From there it was simply a formality of how long this game would take to reach its conclusion. To the credit of the Yankees hitters, they didn’t just mail it in after the first, plugging away before finally finding some success against Jordan Lyles, who entered the contest as the worst qualified starter in baseball. He was perfect through three including striking out the side in the third, but the cracks appeared in the fourth.
Aaron Judge walked and Gleyber Torres singled to with one out to bring cleanup hitter Austin Wells to the plate. He golfed a 1-1 sweeper that hung right in a lefty’s happy zone for a three-run blast to right — his fourth home run in seven games as the rookie catcher’s bat is heating up in the final weeks of the season, hopefully momentum he can build upon in 2024.

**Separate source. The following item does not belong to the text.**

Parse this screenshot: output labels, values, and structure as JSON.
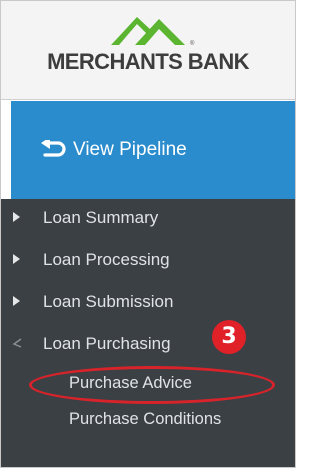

Oswald Peraza led off the fifth with a double, advancing to third on an Oswaldo Cabrera sac bunt. Everson Pereira brought him home with an RBI groundout to make it 10-4 Royals. The following inning it was Judge’s turn to lead off with a double, advancing to third on a wild pitch before scoring on a Wells RBI groundout to give the backstop four of the five runs driven in on the night.
Back to the pitching side, after Bowman departed following the second, the Yankees turned to Randy Vásquez to eat up some innings. The rookie did just that, limiting the Royals to a run on four hits and two walks across 3.2 innings. He struck out six to tie his season high. It’s been a pleasure watching Vásquez and fellow rookie Jhony Brito grow into the multi-inning relief roles they’ve inherited in the back-half of the season. The pair can provide a valuable resource to the Yankees in 2024 as Michael King continues his impressive charge to nail down a spot in the rotation next season.
Vásquez did stumble toward the end of his outing, loading the bases on two singles and a walk, but Zach McAllister came in and stranded all three ducks on the pond by striking out Porter. The Royals scored their 10th run in the third as Perez beat out a double play to plate Garcia. The 11th and 12th came on Witt’s 30th home run of the year — a towering two-run blast off Keynan Middleton in the seventh to become the first 30/30 player in Royals history. He’s even one stolen base shy of a remarkable 30/50 campaign. That’s where the scores would stand as the Royals take the opener, 12-5.
The Yankees need to capture one of their final two games to avoid becoming the first in 30 years to fail to record a winning season (they would be 81-81, so .500 on the dot). The defeat already ensures that they won’t match the 2016 squad at 84 wins, so this is locked into being the worst Bombers club since 1992 anyway. Clarke Schmidt will look to get the job done tomorrow with first pitch scheduled for 7:10 pm ET, so we hope you’ll join us in the game thread.